- Days Sales Outstanding (DSO’s): This measures the time it takes, on average, for an organization to collect on its revenues. The shorter the better and this should be compared to a business’s standard payment terms to determine how it’s doing on collections. The calculation for DSO’s= (Average Monthly A/R Balance/ Annual Sales) * 365.
- Days Payables Outstanding (DPO’s): This measures the time it takes, on average, for an organization to pay its bills. The longer the better (although too long is a sign of unhealth and may lead to angry vendors) and this should be compared to a business’s standard payment terms to determine how it’s doing on payments. It isn’t uncommon for accounts payable clerks to pay too fast to get more items off their plate. Or, conversely, you may find that taking advantage of offered vendor early payment discounts is good for your bottom line. The calculation for DPO’s = (Average Monthly A/P Balance/ Annual COGS) * 365.
- Days of Inventory on Hand (DIO): This measures the days of inventory, on average, kept by an organization. The higher the number of days of inventory kept on hand may be indicative of slow moving inventory and/or inefficiencies in managing working capital (and space utilization). Conversely, if DIO’s are very low it could be indicative of supply chain issues and inability to meet customer expectations…which nobody wants. The calculation for DIO = (Average Monthly Inventory Balance/ Annual COGS) * 365.
- Cash Conversion Cycle (CCC): This measures the number of days it takes from receiving an item into inventory and converting the product to cash from a sale to a customer. The goal would be for this to be as short as possible without disrupting business operations. The formula for the CCC = DSO + DIO – DPO.
This blog is intended to act as a primer for understanding working capital and how to use this understanding to better lead an organization. This is not exhaustive of the conversation or the metrics that can be utilized, but it is a start to build upon.

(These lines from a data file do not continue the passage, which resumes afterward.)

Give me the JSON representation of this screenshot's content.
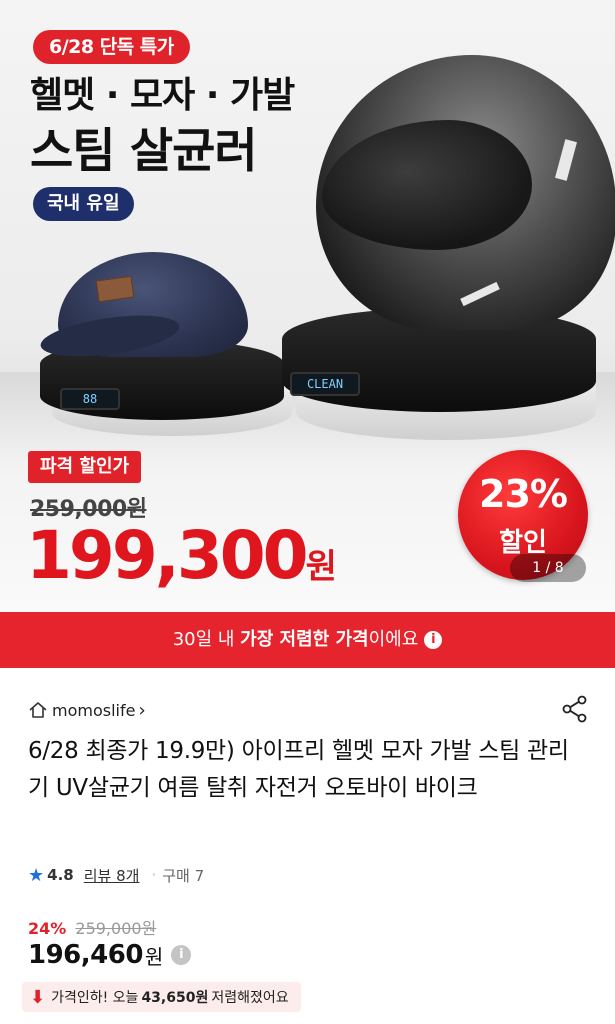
{
  "hero": {
    "promo_date": "6/28 단독 특가",
    "headline_line1": "헬멧 · 모자 · 가발",
    "headline_line2": "스팀 살균러",
    "only_badge": "국내 유일",
    "lcd_left": "88",
    "lcd_right": "CLEAN",
    "discount_pct": "23%",
    "discount_word": "할인",
    "sale_label": "파격 할인가",
    "original_price": "259,000원",
    "sale_price": "199,300",
    "sale_price_unit": "원",
    "page_indicator": "1 / 8"
  },
  "banner": {
    "prefix": "30일 내 ",
    "bold": "가장 저렴한 가격",
    "suffix": "이에요",
    "info_icon": "i"
  },
  "product": {
    "store_name": "momoslife",
    "store_chevron": "›",
    "title": "6/28 최종가 19.9만) 아이프리 헬멧 모자 가발 스팀 관리기 UV살균기 여름 탈취 자전거 오토바이 바이크",
    "rating": "4.8",
    "review_label": "리뷰 8개",
    "purchase_label": "구매 7",
    "discount_pct": "24%",
    "original_price": "259,000원",
    "final_price": "196,460",
    "final_unit": "원",
    "drop_prefix": "가격인하! 오늘",
    "drop_amount": "43,650원",
    "drop_suffix": "저렴해졌어요"
  },
  "icons": {
    "home": "home-icon",
    "share": "share-icon",
    "star": "star-icon",
    "info": "info-icon",
    "price_drop": "down-arrow-icon"
  },
  "colors": {
    "accent_red": "#e0232b",
    "navy": "#1f2f6b",
    "rating_blue": "#1e6fe0"
  }
}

All metrics should always be measured over a period to time to better understand trends and areas for potential improvement.
At Third Road Management our expertise lies in everything helping you lead strategically, financially and operationally, so if you need any help always feel free to contact us at email@example.com for a no-obligation initial cost consultation.